Founded in 1891 by Charles Eliot, an open space visionary and protégé of the famous landscape architect Frederick Law Olmstead, The Trustees of Reservations are the nation's oldest statewide land conservation trust and nonprofit conservation organization. With 102 reservations—all open to the public—spanning 73 communities and 26,000 acres, Trustees properties are tremendously diverse. From mountains and hilltops, to open meadows, parks, working farms, stately homes and gardens, beautiful country inns, 70 miles of stunning coastline and beaches, and five National Historic Landmarks, Trustees properties offer something for everyone.

Some of The Trustees signature properties include: World’s End in Hingham, Crane Beach in Ipswich, The Inn at Castle Hill in Ipswich, Ward Reservation in North Andover, Appleton Farms in Ipswich, Long Hill in Beverly, Chesterfield Gorge in Chesterfield, Bartholomew’s Cobble in Sheffield, Monument Mountain in Great Barrington, The Inn at Field Farm in Williamstown, Notchview in Windsor, Naumkeag in Stockbridge, Cape Pogue Wildlife Refuge on Martha’s Vineyard, Coskata-Coatue (Great Point) on Nantucket, Tully Lake Campground in Royalston, and the gold, LEED-certified Green Doyle Center building in Leominster.

In addition to protecting and caring for its many properties, The Trustees also provide hundreds of year-round programs and events that inspire people of all ages to enjoy the outdoors, and appreciate the history, nature and culture of the Commonwealth. Most events are free-of-charge or heavily discounted for members.

One of the largest non-profits in the state of Massachusetts, The Trustees employ 176 full-time, 22 regular part-time, and 350-400 seasonal staff with expertise in ecology, education, historic resources, land protection, conservation, land management, and planning. To find out how to apply for employment, request a speaker for an event, become an organizational partner, interview Trustees’ experts on important topics and issues, or become a member, please contact
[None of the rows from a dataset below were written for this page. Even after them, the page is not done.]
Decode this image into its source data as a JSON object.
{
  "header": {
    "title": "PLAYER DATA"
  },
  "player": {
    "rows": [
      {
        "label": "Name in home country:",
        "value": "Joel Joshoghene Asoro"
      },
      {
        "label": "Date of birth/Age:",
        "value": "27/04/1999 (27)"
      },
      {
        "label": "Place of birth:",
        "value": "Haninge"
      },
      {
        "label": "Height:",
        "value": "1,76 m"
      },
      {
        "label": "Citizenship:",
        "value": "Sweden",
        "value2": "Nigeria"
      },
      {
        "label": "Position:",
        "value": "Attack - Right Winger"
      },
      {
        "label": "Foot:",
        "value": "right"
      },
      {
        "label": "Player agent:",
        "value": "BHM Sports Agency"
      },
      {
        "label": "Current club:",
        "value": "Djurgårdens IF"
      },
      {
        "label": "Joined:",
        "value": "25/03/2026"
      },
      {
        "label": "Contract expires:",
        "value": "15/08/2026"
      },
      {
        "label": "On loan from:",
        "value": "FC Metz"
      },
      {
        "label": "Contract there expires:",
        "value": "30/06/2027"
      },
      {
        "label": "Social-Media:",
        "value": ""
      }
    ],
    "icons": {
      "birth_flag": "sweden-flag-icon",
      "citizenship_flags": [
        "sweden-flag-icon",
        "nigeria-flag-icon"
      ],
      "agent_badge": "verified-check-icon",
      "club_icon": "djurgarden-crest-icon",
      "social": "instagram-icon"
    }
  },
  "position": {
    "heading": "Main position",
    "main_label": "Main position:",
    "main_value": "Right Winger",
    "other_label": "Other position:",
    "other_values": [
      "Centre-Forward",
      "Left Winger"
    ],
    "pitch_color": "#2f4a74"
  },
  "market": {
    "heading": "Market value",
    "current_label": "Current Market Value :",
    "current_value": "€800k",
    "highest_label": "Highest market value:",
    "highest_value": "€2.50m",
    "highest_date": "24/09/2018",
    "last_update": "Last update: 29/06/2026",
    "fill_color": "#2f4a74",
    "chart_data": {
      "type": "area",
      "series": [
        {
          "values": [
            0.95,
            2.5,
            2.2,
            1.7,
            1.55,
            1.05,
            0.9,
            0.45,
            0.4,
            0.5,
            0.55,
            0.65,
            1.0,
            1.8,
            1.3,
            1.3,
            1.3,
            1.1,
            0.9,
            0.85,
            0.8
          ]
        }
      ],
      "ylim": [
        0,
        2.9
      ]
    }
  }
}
The Trustees: Conservation Leaders and Partners
A leader in the conservation movement, The Trustees have both served as a model for other land trusts, nationally and internationally, and worked with hundreds of community partners to preserve open land and the character of local communities statewide. In addition to managing and caring for its 102 properties, The Trustees hold perpetual conservation restrictions on more than 16,000 acres—a total larger than any other conservation organization in Massachusetts—permanently protecting scenic and natural areas from development, and have worked with communities and other conservation partners to assist in the protection of another 16,000 acres around the state.